#### [Assignment]
Select from the data all lines with the word "arrow".

Top of Data listing

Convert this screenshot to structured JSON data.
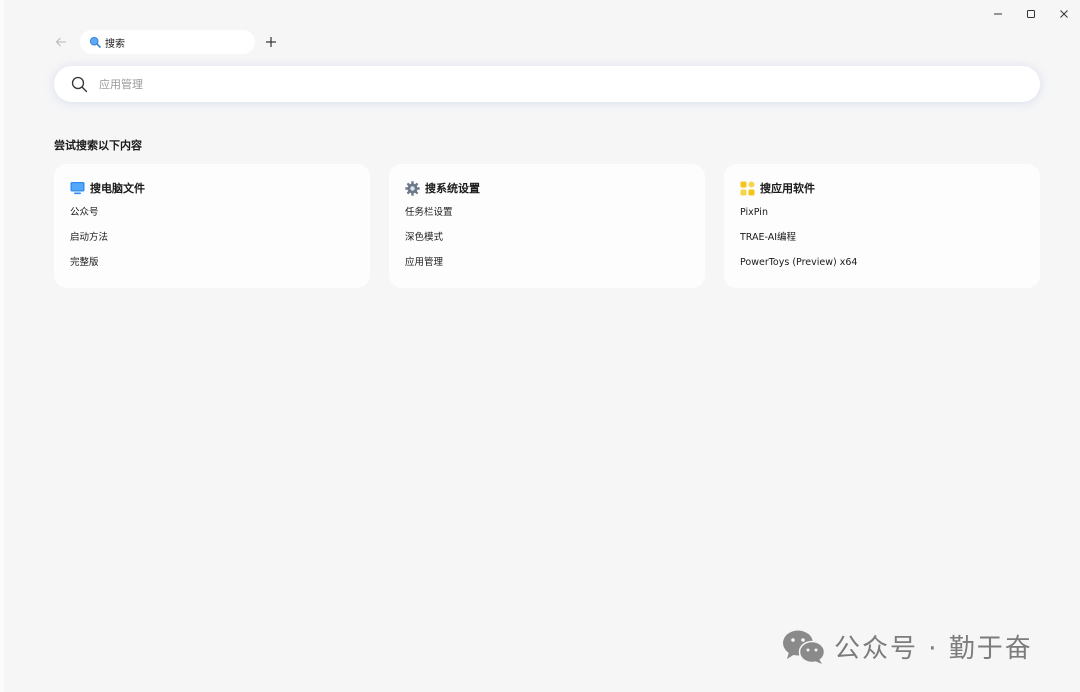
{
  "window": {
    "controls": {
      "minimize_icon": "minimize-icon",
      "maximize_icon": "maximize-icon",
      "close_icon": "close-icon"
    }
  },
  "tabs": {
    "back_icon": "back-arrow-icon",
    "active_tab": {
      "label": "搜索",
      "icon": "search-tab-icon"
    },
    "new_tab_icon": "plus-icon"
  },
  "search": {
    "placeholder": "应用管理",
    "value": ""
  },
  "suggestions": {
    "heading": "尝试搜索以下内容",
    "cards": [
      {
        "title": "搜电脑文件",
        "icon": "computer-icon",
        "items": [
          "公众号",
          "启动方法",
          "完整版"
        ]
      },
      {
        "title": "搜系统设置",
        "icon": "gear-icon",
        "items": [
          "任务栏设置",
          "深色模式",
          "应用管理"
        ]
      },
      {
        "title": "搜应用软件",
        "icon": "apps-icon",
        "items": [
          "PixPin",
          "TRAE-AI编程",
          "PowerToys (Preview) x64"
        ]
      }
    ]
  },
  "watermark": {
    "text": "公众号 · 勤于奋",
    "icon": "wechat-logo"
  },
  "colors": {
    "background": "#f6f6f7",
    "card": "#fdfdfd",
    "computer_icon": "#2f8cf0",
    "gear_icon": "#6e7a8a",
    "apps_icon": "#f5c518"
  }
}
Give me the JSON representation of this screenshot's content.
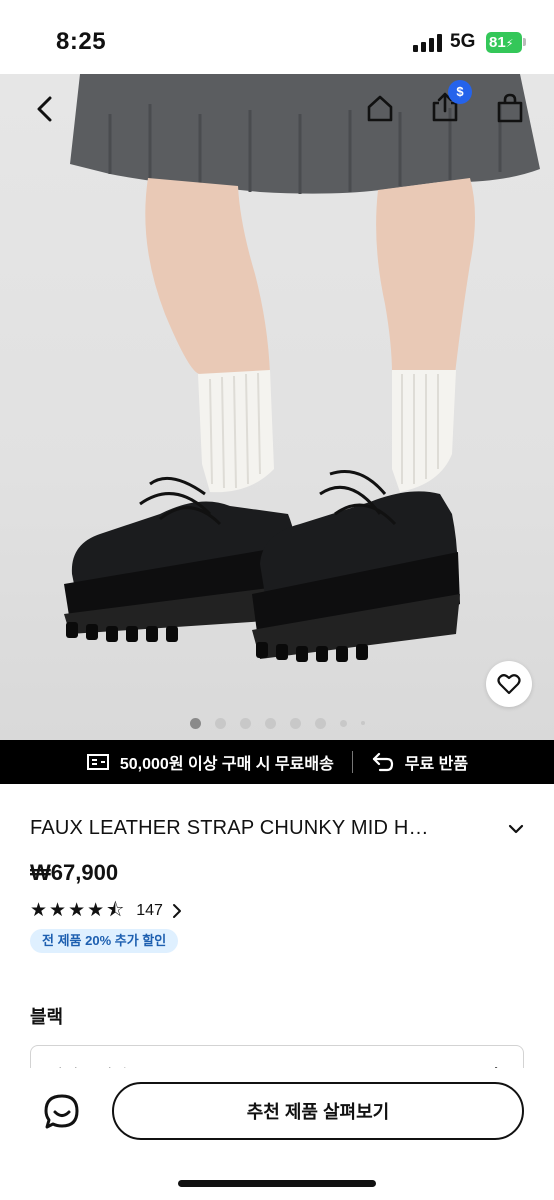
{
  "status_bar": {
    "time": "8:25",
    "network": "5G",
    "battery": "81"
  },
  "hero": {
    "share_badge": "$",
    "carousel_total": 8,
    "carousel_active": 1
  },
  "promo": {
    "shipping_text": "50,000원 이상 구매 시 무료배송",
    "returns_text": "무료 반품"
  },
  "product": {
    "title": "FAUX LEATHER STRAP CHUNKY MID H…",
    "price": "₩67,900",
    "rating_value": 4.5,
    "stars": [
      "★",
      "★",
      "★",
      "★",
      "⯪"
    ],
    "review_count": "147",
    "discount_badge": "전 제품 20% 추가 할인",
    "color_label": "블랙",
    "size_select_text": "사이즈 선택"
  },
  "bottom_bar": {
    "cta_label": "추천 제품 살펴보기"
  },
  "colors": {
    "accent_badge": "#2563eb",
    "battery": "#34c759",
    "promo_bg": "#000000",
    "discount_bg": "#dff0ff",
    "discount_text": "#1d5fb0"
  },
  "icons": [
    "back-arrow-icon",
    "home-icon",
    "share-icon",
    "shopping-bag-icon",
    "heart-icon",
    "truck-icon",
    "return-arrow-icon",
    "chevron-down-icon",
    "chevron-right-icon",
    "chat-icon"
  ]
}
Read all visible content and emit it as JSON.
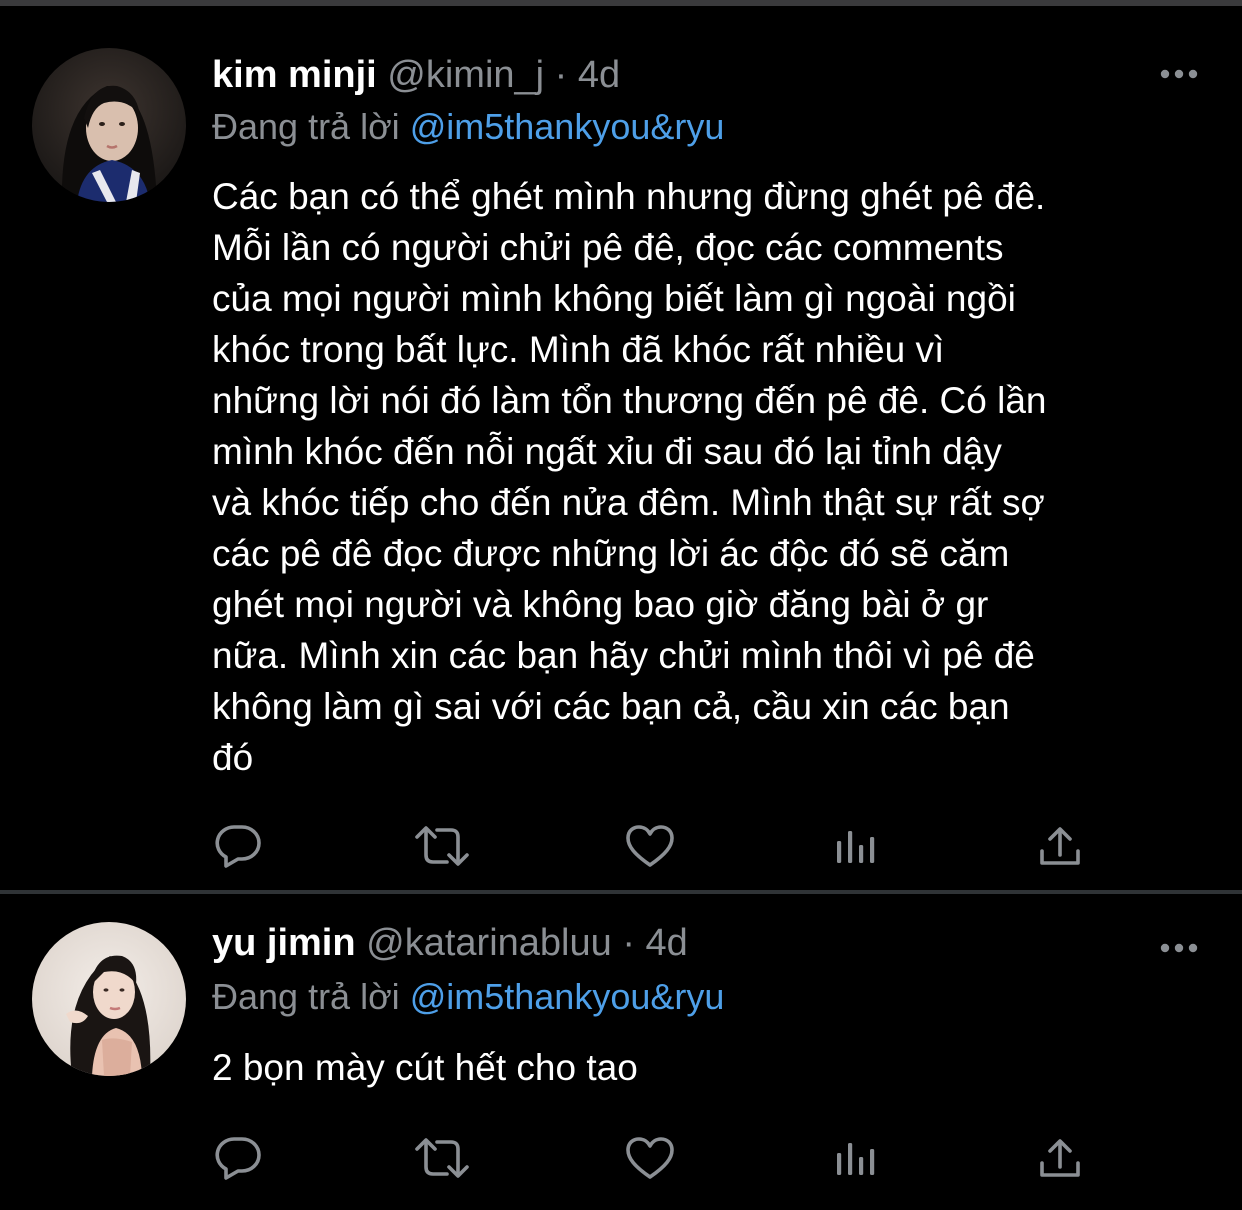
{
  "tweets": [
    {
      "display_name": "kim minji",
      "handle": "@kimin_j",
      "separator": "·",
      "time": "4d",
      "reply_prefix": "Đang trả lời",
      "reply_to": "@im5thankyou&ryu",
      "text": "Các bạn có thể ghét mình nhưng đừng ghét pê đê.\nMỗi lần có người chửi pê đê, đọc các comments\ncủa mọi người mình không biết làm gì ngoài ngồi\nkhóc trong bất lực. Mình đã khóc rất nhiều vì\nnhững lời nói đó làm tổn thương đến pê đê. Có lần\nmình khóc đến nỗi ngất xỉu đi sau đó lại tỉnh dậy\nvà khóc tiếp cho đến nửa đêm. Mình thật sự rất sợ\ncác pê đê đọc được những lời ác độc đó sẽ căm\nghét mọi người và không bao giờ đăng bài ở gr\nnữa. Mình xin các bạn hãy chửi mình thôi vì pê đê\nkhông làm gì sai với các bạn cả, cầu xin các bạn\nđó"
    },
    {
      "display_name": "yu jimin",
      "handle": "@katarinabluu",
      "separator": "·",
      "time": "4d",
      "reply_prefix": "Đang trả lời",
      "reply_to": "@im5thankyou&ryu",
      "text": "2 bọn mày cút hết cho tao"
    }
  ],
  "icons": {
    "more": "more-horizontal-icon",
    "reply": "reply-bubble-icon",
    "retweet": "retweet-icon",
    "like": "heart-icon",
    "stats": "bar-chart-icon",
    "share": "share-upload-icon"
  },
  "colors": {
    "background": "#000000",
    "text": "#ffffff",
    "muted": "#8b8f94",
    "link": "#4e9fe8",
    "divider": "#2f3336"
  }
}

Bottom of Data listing

#### [Result for this task]
    "back_icon": "back-arrow-icon",
    "back-arrow-icon",
    "return-arrow-icon",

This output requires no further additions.